# [DESCRIPTION OF THE TASK]
Among the entries, find each line that includes the string "发行市盈率" and list it.

# [EXERCISE MATERIAL]

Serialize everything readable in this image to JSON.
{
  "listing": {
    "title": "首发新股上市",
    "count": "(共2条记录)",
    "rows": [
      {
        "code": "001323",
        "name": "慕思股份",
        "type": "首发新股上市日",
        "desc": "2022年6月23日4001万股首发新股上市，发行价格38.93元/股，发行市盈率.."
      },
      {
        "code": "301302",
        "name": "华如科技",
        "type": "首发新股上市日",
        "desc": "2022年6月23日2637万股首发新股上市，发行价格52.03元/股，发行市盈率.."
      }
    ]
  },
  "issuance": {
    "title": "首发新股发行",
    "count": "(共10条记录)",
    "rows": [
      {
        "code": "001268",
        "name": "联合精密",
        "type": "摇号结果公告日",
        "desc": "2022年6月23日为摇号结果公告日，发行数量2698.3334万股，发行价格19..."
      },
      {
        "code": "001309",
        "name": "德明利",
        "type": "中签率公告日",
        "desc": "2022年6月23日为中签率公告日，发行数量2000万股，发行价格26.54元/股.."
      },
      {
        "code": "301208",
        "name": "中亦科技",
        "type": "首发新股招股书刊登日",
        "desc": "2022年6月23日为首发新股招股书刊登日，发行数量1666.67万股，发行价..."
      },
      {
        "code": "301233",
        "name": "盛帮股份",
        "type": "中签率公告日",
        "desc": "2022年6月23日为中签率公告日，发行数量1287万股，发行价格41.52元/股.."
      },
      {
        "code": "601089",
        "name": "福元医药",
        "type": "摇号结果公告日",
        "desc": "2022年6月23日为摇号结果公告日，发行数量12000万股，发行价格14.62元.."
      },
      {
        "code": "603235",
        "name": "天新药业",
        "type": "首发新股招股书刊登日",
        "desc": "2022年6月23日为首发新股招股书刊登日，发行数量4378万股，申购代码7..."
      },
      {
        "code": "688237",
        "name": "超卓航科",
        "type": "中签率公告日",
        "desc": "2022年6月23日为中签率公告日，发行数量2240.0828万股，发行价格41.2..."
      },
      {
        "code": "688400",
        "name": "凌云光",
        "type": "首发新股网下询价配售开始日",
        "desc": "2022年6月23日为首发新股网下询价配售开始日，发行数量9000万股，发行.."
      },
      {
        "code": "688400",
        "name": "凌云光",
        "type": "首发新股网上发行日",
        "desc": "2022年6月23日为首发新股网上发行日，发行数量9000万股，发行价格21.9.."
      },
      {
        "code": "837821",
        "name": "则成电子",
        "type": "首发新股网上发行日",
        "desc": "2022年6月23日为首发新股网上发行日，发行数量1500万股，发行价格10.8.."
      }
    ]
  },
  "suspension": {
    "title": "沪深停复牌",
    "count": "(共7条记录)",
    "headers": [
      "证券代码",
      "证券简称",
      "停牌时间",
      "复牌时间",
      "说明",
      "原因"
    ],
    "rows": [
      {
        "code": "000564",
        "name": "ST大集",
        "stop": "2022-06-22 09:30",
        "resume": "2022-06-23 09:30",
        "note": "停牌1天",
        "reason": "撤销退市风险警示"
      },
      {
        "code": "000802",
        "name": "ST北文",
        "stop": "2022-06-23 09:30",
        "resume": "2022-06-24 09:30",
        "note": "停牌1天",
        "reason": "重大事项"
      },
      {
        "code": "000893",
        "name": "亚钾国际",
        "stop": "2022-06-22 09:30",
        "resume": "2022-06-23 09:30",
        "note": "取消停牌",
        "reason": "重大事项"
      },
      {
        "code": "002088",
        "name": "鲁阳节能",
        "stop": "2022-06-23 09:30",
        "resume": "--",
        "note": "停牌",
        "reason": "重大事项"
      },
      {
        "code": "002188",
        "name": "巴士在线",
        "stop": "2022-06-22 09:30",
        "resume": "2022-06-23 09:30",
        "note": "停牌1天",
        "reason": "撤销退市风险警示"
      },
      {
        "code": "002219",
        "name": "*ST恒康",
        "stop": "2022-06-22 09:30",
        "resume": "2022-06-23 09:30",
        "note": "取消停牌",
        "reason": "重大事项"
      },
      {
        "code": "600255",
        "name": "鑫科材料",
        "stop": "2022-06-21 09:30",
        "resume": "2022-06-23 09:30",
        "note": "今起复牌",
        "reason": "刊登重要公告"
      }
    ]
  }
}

# [RESPONSE]
        "desc": "2022年6月23日4001万股首发新股上市，发行价格38.93元/股，发行市盈率.."
        "desc": "2022年6月23日2637万股首发新股上市，发行价格52.03元/股，发行市盈率.."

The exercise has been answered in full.